I was bitten quite late by the shutter bug. I had an Olympus Pen when I was a child but rarely used it because of the cost of film processing. I also didn't like the delay between taking the snap and seeing what you got. By the time I got the prints back I had forgotten what I was trying to do anyway and this made it difficult to learn.
Then in 2001 I had to get a digicam in order produce websites. I took a wild punt, not knowing what I was doing, and got the Kodak DX3600. Now I can see how lucky I was: for its time it was a brilliant point and shoot machine. I loved the immediacy of the digicam process, and the quality of all shots taken outdoors with this machine. Unfortunately it was mediocre indoors, hamstrung by its fully automatic, point and shoot mentality. I didn't know it then but I now realise that had it had decent manual control it could have performed quite well in low-light.
However I still wasn't really bitten.
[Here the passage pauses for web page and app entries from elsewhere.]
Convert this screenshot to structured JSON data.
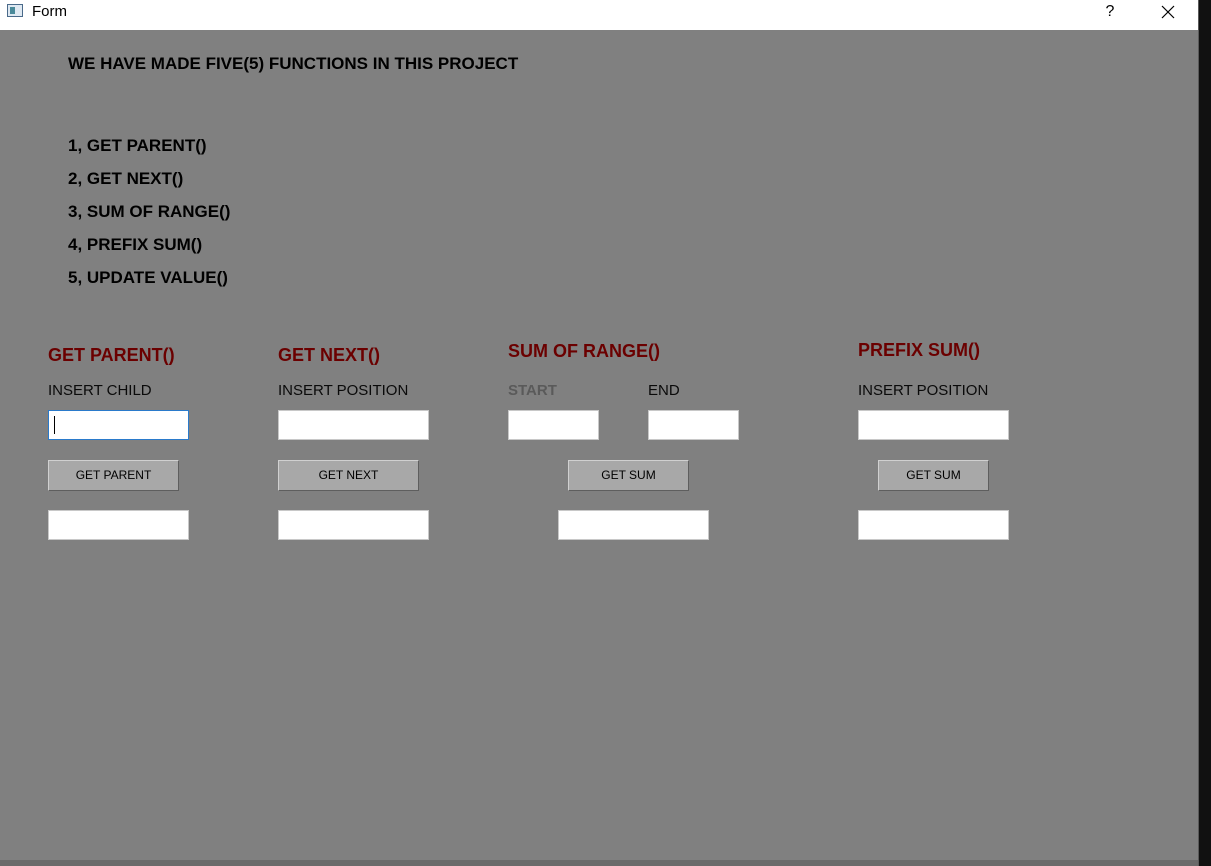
{
  "window": {
    "title": "Form",
    "help_label": "?"
  },
  "intro": {
    "heading": "WE HAVE MADE FIVE(5) FUNCTIONS IN THIS PROJECT",
    "functions": [
      "1, GET PARENT()",
      "2, GET NEXT()",
      "3, SUM OF RANGE()",
      "4, PREFIX SUM()",
      "5, UPDATE VALUE()"
    ]
  },
  "get_parent": {
    "title": "GET PARENT()",
    "input_label": "INSERT CHILD",
    "input_value": "",
    "button_label": "GET PARENT",
    "output_value": ""
  },
  "get_next": {
    "title": "GET NEXT()",
    "input_label": "INSERT POSITION",
    "input_value": "",
    "button_label": "GET NEXT",
    "output_value": ""
  },
  "sum_of_range": {
    "title": "SUM OF RANGE()",
    "start_label": "START",
    "end_label": "END",
    "start_value": "",
    "end_value": "",
    "button_label": "GET SUM",
    "output_value": ""
  },
  "prefix_sum": {
    "title": "PREFIX SUM()",
    "input_label": "INSERT POSITION",
    "input_value": "",
    "button_label": "GET SUM",
    "output_value": ""
  },
  "colors": {
    "background": "#808080",
    "section_title": "#6b0000",
    "focus_border": "#2a7acb"
  }
}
Although I was using the camera a lot it was still just a tool to do my work.
By 2005 it was increasingly obvious that I had to upgrade. I was aware that resolution had increased greatly and I could no longer tolerate the DX3600's unacceptable low-light performance. I didn't know the magnitude of the difference between real SLRs and pretend SLRs. In my ignorance I bought a Fuji S5600, which promised everything but delivered rubbish. Fortunately my dealer accepted that I wasn't happy and offered me a refund. He also offered to let me try another camera in the price range. I tried the Canon A610.
I tried it and was immediately happy. It did everything that I expected and more. The more I experimented with it, the more impressed I became. It passed every test I threw at it and I quickly decided to buy it. I fell in love with it.
ONLY THEN I DID I FIND MYSELF BITTEN!
And then in early 2008 the A610 died, as detailed in the camera section and I bought a Canon 400D which caused me 5 months of trouble and misery until I tried a Nikon D60 and was happy again. Since then I have had a succession of SLRs, compacts and phone cameras and have processed and stored away in excess of 30,000 photographs and I delight in viewing these regularly.
However, the troubles with equipment, manufacturers and people, have disillusioned me and soured the whole process. It's hard to find people and things that you can trust in photography and it's a harsh and complicated business. It's a long, long way to the bottom of it where the truth lies and the path is lined with fools, rogues and liars. I know how it works now, and how to get what I want, but I'm a sadder, wiser man. The joy I felt when I had just been bitten I will never recapture, like a honeymoon, it is gone forever, in it's place the quiet satisfaction of a job well done.
The Shutterbug sleeps, secure in the knowledge that I have been bitten but good. Maybe it will flame into new life in the future. Perhaps it will be a new lens? perhaps a holiday? perhaps an assignment? Something will happen, and there are always photos to be shot, every day, any day.